Extracted data Start Marker

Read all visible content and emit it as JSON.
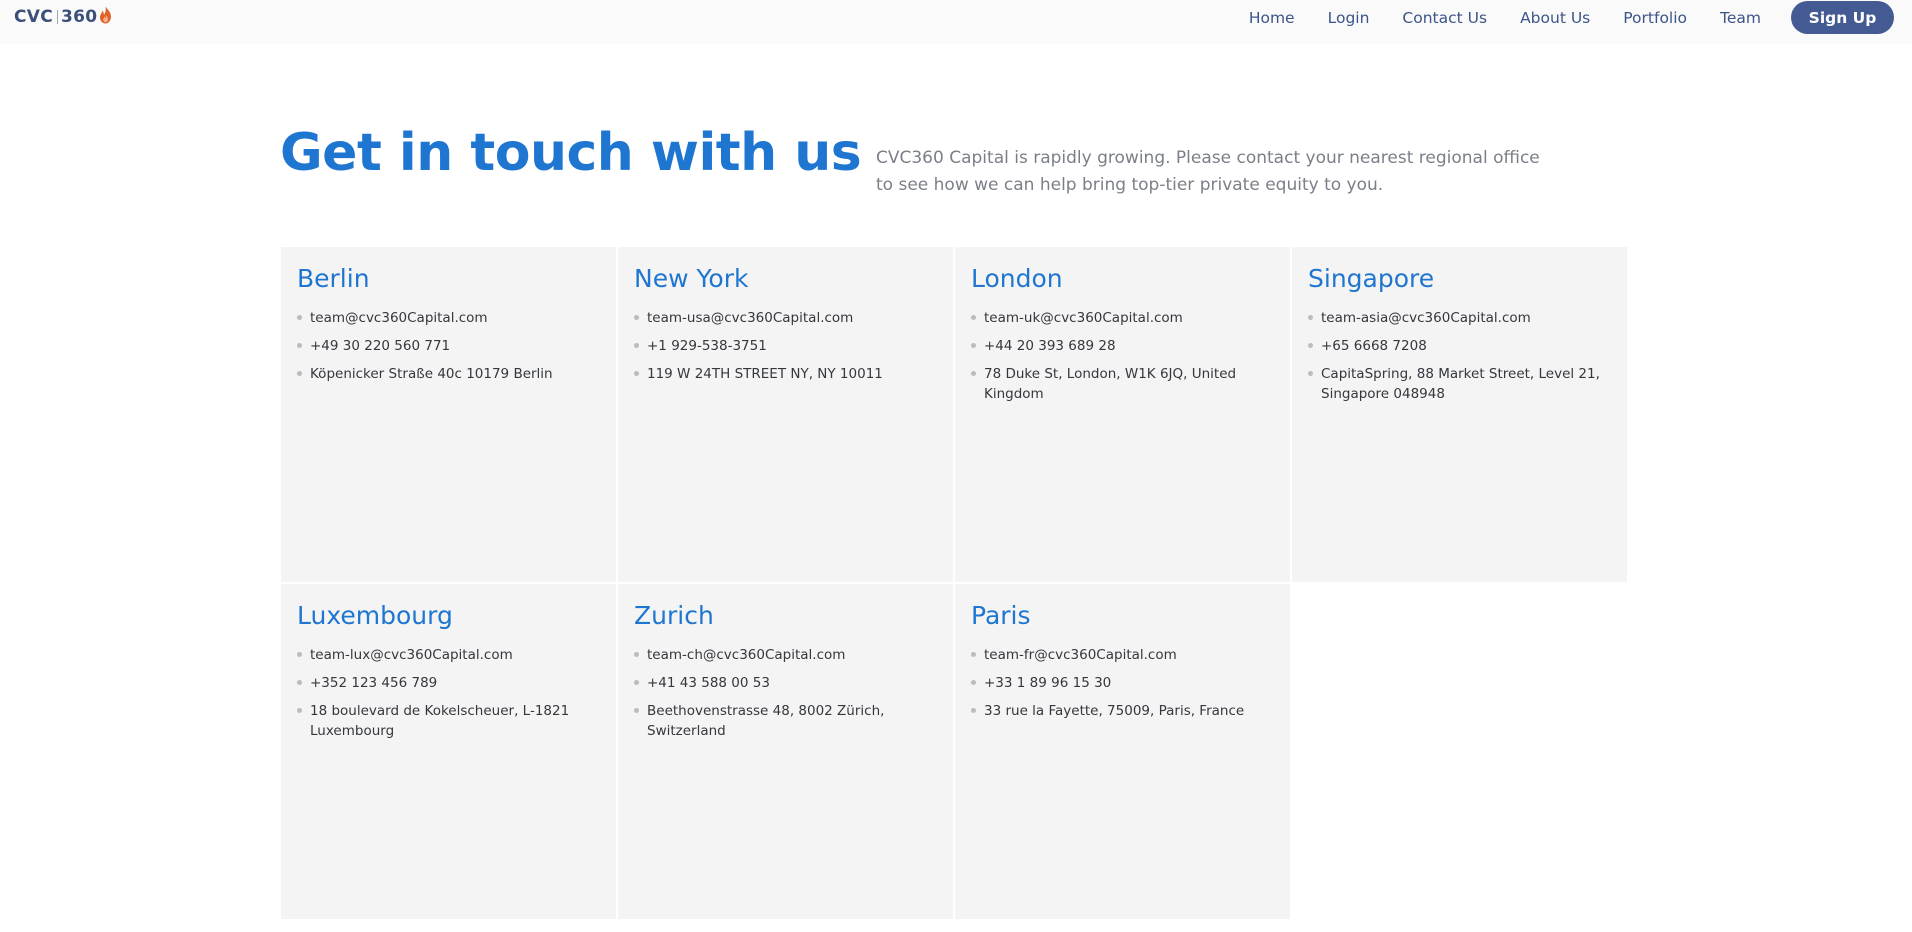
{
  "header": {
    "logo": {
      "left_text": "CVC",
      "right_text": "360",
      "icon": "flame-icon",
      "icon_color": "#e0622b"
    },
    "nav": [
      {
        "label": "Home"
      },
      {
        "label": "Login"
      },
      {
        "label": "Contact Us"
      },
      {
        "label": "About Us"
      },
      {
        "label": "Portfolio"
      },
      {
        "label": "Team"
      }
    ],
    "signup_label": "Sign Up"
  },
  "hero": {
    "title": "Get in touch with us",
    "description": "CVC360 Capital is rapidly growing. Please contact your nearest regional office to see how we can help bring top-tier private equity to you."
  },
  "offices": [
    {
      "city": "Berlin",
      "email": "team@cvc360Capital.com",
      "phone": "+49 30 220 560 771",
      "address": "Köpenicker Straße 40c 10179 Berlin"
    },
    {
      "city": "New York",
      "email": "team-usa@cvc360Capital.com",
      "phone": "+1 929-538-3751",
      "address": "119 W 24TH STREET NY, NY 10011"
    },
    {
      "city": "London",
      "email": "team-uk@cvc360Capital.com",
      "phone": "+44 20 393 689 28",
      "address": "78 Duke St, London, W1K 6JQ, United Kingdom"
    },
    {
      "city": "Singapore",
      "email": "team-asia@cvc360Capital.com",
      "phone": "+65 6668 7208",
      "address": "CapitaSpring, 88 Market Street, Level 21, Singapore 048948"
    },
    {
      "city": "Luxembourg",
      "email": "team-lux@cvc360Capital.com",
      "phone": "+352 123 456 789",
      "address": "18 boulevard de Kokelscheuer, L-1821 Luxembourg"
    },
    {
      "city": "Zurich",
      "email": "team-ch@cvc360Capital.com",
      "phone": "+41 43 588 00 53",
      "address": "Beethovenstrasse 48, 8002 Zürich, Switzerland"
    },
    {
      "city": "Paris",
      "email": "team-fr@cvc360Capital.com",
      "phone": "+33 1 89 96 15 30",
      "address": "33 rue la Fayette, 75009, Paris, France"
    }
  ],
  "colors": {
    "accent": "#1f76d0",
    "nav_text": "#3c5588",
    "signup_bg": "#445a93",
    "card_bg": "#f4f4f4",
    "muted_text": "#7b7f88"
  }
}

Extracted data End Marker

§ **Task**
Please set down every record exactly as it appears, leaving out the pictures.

§ **Task solution**
Read all visible content and emit it as JSON.
{
  "header": {
    "logo": {
      "left_text": "CVC",
      "right_text": "360",
      "icon": "flame-icon",
      "icon_color": "#e0622b"
    },
    "nav": [
      {
        "label": "Home"
      },
      {
        "label": "Login"
      },
      {
        "label": "Contact Us"
      },
      {
        "label": "About Us"
      },
      {
        "label": "Portfolio"
      },
      {
        "label": "Team"
      }
    ],
    "signup_label": "Sign Up"
  },
  "hero": {
    "title": "Get in touch with us",
    "description": "CVC360 Capital is rapidly growing. Please contact your nearest regional office to see how we can help bring top-tier private equity to you."
  },
  "offices": [
    {
      "city": "Berlin",
      "email": "team@cvc360Capital.com",
      "phone": "+49 30 220 560 771",
      "address": "Köpenicker Straße 40c 10179 Berlin"
    },
    {
      "city": "New York",
      "email": "team-usa@cvc360Capital.com",
      "phone": "+1 929-538-3751",
      "address": "119 W 24TH STREET NY, NY 10011"
    },
    {
      "city": "London",
      "email": "team-uk@cvc360Capital.com",
      "phone": "+44 20 393 689 28",
      "address": "78 Duke St, London, W1K 6JQ, United Kingdom"
    },
    {
      "city": "Singapore",
      "email": "team-asia@cvc360Capital.com",
      "phone": "+65 6668 7208",
      "address": "CapitaSpring, 88 Market Street, Level 21, Singapore 048948"
    },
    {
      "city": "Luxembourg",
      "email": "team-lux@cvc360Capital.com",
      "phone": "+352 123 456 789",
      "address": "18 boulevard de Kokelscheuer, L-1821 Luxembourg"
    },
    {
      "city": "Zurich",
      "email": "team-ch@cvc360Capital.com",
      "phone": "+41 43 588 00 53",
      "address": "Beethovenstrasse 48, 8002 Zürich, Switzerland"
    },
    {
      "city": "Paris",
      "email": "team-fr@cvc360Capital.com",
      "phone": "+33 1 89 96 15 30",
      "address": "33 rue la Fayette, 75009, Paris, France"
    }
  ],
  "colors": {
    "accent": "#1f76d0",
    "nav_text": "#3c5588",
    "signup_bg": "#445a93",
    "card_bg": "#f4f4f4",
    "muted_text": "#7b7f88"
  }
}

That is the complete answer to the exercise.